The big revelation came later when working in opera. In music, I saw that a series of notes is a world of infinitely tiny details which only exist because they are part of a phrase. A phrase in turn is inseparable from a driving forwards. Just as in a speech, a phrase is a thought that prepares and leads on to the next one. Only an insufferable bore goes on repeating a phrase long after we have got its meaning. A play of Shakespeare’s must be played as one great sinuous phrase, never ending before the very end.
When after two years of opera I returned to Stratford to direct Measure for Measure, I found that the immersion in music had brought me a new awareness of tempo and phrasing.
There’s an old cliché that Shakespeare could easily have written film scripts. Indeed, when a film is placed in the projector – to use the out-of-date jargon of the day – and the spools begin to turn, there is a movement, and with it the interest of the viewer is held. This has to be maintained till the end of the last shot. It applies to every category: art film, thriller, Western. They all were called ‘movies’. This led to the need to be free of the locked−in nature of the scenery that seemed so necessary at the time.
I was only asked back to Stratford when the direction changed many seasons later. This exile was clearly a stroke of fortune, as my approach had been transformed by so many experiences.
All of us at Nick Hern Books are saddened by the death of Peter Brook, at the age of 97. We’re honoured to have had the opportunity to share his wisdom and insights with the world.

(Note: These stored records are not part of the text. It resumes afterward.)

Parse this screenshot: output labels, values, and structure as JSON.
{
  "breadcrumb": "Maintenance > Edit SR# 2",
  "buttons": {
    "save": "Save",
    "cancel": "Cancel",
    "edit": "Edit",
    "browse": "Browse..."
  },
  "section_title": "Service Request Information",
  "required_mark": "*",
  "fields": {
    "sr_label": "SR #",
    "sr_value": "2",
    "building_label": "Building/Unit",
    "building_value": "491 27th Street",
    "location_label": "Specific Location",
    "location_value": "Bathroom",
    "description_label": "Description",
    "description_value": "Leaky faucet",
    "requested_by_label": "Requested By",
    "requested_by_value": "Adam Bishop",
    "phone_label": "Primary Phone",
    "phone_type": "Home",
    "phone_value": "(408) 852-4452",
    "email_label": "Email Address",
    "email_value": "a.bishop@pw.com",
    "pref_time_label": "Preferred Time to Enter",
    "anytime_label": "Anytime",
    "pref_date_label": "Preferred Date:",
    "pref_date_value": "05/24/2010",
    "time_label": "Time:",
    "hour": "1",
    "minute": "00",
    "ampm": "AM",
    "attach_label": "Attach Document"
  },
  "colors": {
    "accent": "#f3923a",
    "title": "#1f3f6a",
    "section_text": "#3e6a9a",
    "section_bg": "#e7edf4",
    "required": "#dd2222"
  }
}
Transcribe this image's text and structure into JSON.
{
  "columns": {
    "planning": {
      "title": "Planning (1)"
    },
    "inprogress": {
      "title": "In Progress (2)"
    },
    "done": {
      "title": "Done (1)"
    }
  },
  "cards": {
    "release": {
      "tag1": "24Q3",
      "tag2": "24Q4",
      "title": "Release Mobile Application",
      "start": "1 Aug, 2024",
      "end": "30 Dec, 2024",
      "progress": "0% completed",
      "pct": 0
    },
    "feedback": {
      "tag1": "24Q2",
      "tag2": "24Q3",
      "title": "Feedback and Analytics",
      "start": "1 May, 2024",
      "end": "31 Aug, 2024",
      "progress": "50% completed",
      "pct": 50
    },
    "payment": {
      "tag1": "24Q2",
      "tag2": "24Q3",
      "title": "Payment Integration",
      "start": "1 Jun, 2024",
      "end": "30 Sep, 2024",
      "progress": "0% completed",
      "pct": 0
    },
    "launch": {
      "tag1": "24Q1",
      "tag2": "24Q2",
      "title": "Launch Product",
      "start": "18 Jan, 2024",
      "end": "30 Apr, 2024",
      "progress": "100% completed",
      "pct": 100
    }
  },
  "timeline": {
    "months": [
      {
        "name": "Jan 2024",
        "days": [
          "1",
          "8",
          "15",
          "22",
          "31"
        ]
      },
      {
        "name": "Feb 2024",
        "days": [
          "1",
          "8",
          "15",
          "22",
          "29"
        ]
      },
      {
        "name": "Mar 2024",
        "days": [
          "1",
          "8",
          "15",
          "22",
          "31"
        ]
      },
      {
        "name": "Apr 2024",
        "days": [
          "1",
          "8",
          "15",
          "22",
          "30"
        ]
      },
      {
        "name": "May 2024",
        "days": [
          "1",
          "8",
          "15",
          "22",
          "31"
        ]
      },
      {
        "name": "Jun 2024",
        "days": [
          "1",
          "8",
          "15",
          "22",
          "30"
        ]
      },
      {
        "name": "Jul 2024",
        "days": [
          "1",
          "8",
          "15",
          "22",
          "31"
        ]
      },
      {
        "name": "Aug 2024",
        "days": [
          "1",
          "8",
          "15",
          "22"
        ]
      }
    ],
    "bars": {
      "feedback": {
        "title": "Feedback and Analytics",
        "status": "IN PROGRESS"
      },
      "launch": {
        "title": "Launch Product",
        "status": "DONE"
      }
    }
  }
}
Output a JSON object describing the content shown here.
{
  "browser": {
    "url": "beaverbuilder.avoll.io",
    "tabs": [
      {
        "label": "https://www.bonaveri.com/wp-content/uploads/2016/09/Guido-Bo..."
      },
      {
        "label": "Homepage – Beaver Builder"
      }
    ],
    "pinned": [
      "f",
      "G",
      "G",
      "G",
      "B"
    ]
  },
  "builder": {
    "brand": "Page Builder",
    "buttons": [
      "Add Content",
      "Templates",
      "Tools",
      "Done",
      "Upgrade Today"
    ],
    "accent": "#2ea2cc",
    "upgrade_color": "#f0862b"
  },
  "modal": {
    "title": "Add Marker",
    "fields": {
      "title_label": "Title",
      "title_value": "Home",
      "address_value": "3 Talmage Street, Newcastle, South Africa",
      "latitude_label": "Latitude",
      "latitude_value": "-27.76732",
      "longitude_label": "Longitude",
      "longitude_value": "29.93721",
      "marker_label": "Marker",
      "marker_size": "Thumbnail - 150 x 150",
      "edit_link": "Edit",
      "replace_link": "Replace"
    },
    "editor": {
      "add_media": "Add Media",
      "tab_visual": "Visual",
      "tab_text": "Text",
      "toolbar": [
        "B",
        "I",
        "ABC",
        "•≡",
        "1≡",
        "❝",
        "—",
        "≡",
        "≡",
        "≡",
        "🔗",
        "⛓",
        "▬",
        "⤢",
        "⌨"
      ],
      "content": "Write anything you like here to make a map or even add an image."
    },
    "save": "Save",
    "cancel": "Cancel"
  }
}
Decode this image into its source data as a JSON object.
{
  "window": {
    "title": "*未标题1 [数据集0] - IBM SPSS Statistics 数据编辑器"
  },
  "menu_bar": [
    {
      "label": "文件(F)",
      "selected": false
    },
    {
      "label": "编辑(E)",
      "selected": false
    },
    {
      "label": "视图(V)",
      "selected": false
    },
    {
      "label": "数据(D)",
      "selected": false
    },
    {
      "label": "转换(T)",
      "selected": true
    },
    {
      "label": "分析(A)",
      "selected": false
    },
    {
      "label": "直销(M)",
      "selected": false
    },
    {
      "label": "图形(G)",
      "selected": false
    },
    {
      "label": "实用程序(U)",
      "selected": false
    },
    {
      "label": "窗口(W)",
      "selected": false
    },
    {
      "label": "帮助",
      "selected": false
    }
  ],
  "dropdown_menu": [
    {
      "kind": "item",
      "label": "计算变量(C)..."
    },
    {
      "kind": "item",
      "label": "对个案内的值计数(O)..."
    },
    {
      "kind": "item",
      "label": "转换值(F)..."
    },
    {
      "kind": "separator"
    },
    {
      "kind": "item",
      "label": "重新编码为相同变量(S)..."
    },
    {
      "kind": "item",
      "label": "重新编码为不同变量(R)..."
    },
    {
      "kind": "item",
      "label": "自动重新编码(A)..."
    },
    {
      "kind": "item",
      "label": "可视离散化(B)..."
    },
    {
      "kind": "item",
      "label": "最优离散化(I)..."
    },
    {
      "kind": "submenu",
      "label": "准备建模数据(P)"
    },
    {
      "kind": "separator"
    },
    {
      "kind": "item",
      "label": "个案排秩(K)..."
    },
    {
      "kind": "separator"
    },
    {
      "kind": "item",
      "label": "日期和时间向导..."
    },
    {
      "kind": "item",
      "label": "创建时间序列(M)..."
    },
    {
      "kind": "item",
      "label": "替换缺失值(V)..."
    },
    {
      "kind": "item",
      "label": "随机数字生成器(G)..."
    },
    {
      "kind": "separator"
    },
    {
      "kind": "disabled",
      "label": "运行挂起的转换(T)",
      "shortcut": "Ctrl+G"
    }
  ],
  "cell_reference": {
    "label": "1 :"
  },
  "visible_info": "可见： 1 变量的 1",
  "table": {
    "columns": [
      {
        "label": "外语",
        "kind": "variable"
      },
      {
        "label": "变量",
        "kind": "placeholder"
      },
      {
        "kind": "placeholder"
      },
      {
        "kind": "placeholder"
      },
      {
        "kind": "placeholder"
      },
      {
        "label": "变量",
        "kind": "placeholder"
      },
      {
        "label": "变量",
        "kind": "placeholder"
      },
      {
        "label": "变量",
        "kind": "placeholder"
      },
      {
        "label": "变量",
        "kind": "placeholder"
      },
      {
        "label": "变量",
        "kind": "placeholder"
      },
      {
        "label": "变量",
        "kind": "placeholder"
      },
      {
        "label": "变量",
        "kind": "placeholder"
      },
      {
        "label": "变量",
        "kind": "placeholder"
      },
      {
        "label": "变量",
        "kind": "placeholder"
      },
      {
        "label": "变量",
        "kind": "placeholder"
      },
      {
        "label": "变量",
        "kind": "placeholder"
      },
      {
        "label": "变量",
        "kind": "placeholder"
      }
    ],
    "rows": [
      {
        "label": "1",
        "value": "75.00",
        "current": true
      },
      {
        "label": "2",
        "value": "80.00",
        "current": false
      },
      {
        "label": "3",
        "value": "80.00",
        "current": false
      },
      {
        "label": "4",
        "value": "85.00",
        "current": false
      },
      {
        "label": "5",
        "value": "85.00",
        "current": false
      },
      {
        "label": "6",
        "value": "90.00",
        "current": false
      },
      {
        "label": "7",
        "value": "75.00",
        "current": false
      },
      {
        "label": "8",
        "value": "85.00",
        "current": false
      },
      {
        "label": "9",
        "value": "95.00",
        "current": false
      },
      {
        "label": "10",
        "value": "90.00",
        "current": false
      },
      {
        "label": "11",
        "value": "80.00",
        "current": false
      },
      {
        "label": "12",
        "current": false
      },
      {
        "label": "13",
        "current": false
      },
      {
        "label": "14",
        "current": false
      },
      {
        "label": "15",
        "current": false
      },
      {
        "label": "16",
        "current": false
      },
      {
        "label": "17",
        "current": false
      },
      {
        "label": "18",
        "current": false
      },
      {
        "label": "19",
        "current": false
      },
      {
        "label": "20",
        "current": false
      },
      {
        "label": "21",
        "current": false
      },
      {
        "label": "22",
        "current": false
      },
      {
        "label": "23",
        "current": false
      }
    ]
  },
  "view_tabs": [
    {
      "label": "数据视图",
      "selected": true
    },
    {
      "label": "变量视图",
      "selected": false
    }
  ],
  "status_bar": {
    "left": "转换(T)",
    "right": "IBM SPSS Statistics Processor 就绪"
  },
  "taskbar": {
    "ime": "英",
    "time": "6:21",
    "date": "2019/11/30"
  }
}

He leaves behind an incredible artistic legacy. RIP.
Photograph of Peter Brook by Régis d’Audeville.